EXERCISE OBJECTIVE
Please retype the entries exactly as they stand, leaving out any pictures.

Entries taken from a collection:

______

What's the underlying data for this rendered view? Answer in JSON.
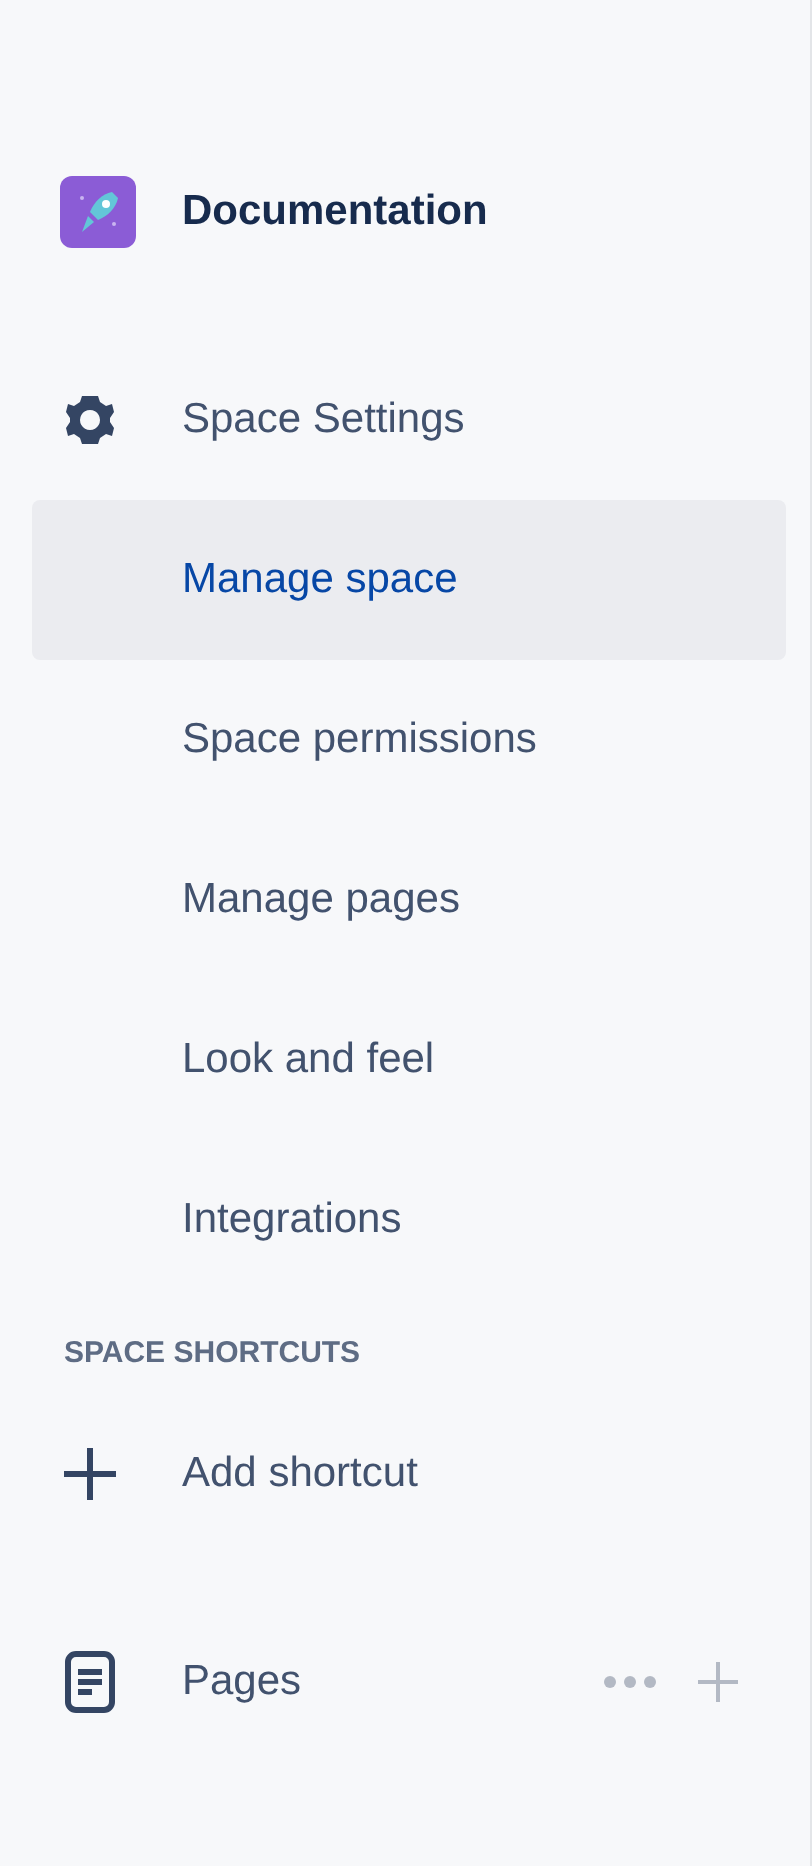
{
  "space": {
    "name": "Documentation"
  },
  "settings": {
    "label": "Space Settings",
    "items": [
      {
        "label": "Manage space",
        "selected": true
      },
      {
        "label": "Space permissions",
        "selected": false
      },
      {
        "label": "Manage pages",
        "selected": false
      },
      {
        "label": "Look and feel",
        "selected": false
      },
      {
        "label": "Integrations",
        "selected": false
      }
    ]
  },
  "shortcuts": {
    "heading": "SPACE SHORTCUTS",
    "add_label": "Add shortcut"
  },
  "pages": {
    "label": "Pages"
  }
}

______

ANSWER
What's the underlying data for this rendered view? Answer in JSON.
{
  "space": {
    "name": "Documentation"
  },
  "settings": {
    "label": "Space Settings",
    "items": [
      {
        "label": "Manage space",
        "selected": true
      },
      {
        "label": "Space permissions",
        "selected": false
      },
      {
        "label": "Manage pages",
        "selected": false
      },
      {
        "label": "Look and feel",
        "selected": false
      },
      {
        "label": "Integrations",
        "selected": false
      }
    ]
  },
  "shortcuts": {
    "heading": "SPACE SHORTCUTS",
    "add_label": "Add shortcut"
  },
  "pages": {
    "label": "Pages"
  }
}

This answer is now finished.